I received a copy of Stranger Here Below by Joyce Hinnefeld from LibraryThing’s Early Reviewers program. It’s the first of Hinnefeld’s novels I’ve read.
About the Book:
Stranger Here Below begins with a letter, written in 1968 from Maze to her friend and college roommate Mary Elizabeth. The letter’s tone is nostalgic and sad. From it, we know that Mary Elizabeth hasn’t been responding to Maze’s letters, that many of the people in Maze’s life in Kentucky are gone, that Maze is married and has three young children. We know that something has occurred to push the two friends apart, though neither we nor Maze know what it was.
What follows is the story of Maze and Mary Elizabeth, from when they meet at Berea College in 1961 to the point when the letter was written. Woven into the girls’ story, and just as important as it, are the stories of the women around them. We hear about Mary Elizabeth’s mother, Sarah, and Maze’s mother, Vista. We meet their grandmothers and great-grandmothers, their aunts and even the old Shaker woman cared for by Vista. The result is a storyline with the full weight of personal history behind it.
When I first started reading Stranger Here Below, I didn’t think I’d like it all that much. I found the time jumps jarring, the multiple characters and storylines confusing. I felt that not enough time was spent on Mary Elizabeth and Maze for me to get to know them.

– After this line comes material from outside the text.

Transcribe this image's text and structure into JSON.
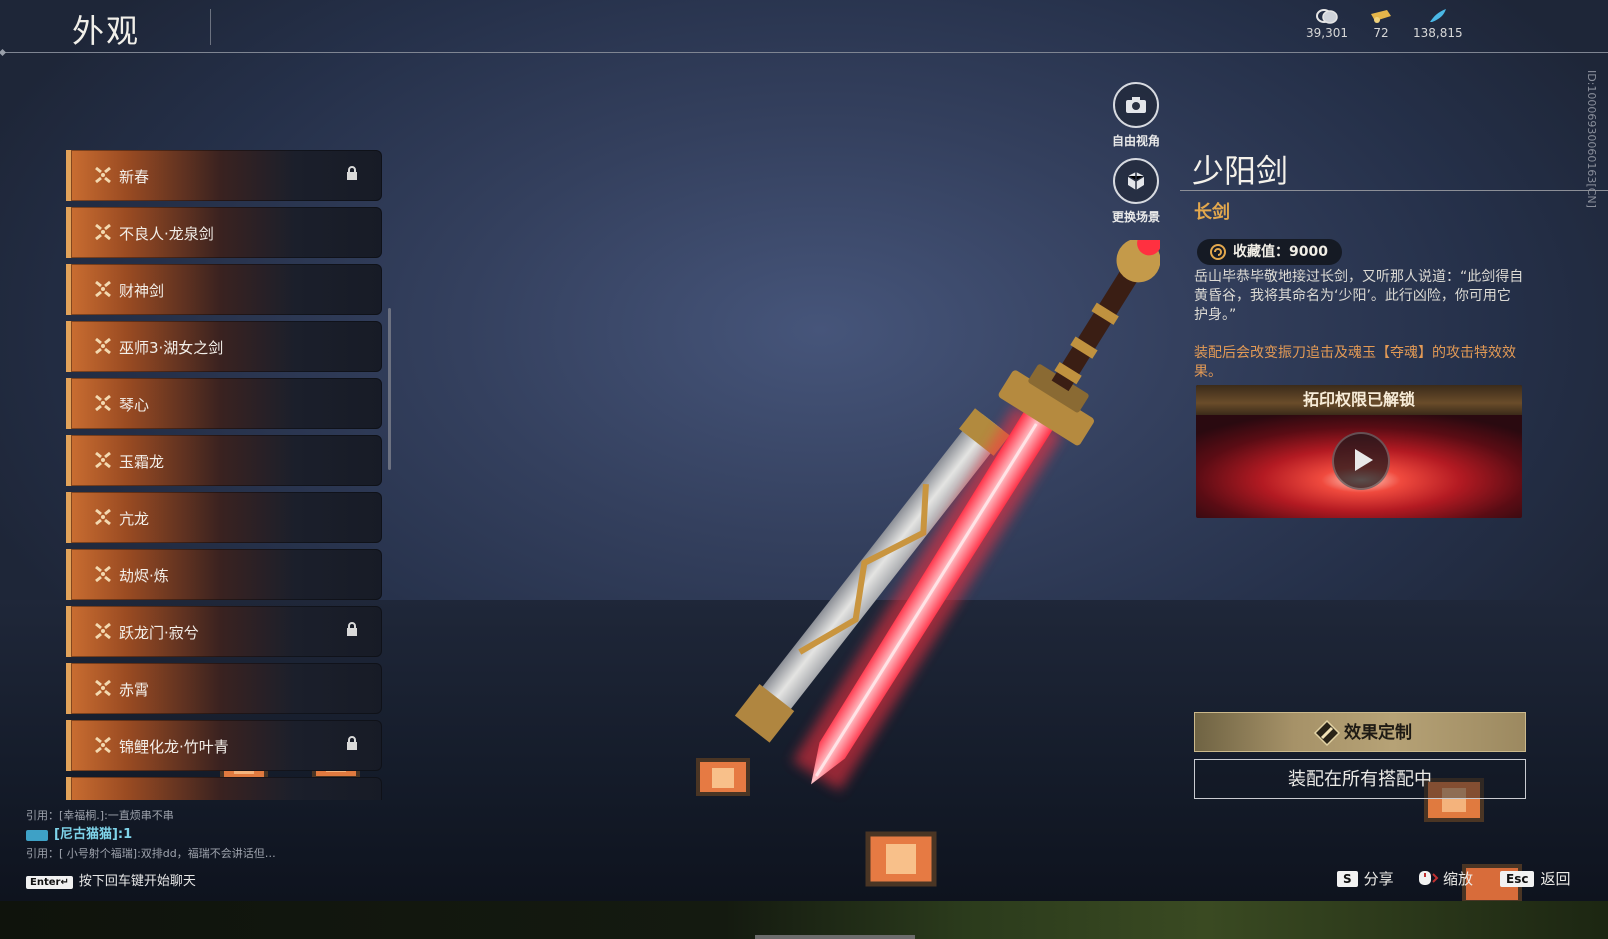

My opinion changed, however, as I read on. As the women whose stories were told began to show up in the main storyline, I began to understand where they fit in. I realized each woman’s story was told more or less chronologically, so the dates weren’t that important and the time jumps were less jarring once I knew who was who. I began to see more of Mary Elizabeth and Maze in their own storyline, but they also began to turn up in the other women’s tales. By the novel’s end, I felt I knew their whole lives and the lives of the women who had raised them.
I also realized that Stranger Here Below is as much about the other women as it is about the two main characters. The novel explores how we are shaped by our pasts and by the people in them. Because each woman’s story was explored, each became an intimately known character so that when she did appear in the Mary Elizabeth/Maze narrative as a supporting character, she was much deeper and richer than such supporting characters usually are. This structure gave Stranger Here Below a very rich, full feeling that I came to appreciate.
The one aspect of the novel I couldn’t fully grasp, though, was why Maze considered herself and Mary Elizabeth to be such great friends in the first place. Mary Elizabeth is shy and private, reluctant to share anything about her personal or family life. Maze, in contrast, is an open book and expects other people to be the same way. I never felt like Mary Elizabeth considered them friends the way Maze did. In fact, it wasn’t until the very end of the novel that I began to see a two-sided friendship. I’m not sure this is a flaw; I think perhaps it’s deliberate. I think it takes Mary Elizabeth a long time to realize what a friend really is and why she might like to have one. In the end, it was Mary Elizabeth who had the furthest to go.
By the time I read the last page, I was fully absorbed in Stranger Here Below. Its characters were real and complete, and even though the novel only covers a few years of the main characters’ lives, the other women’s stories made it feel like a lot had happened. I enjoyed knowing not only Maze and Mary Elizabeth, but Vista and Sarah and Sister Georgia and the others as well. Overall, Stranger Here Below was a warm and multi-layered novel I would not hesitate to recommend.
What books have you started out not really liking, only to discover by the end that you really enjoyed them? I’m also curious, if you’ve read this book: what’s your interpretation of the title? Please warn if your comment contains spoilers!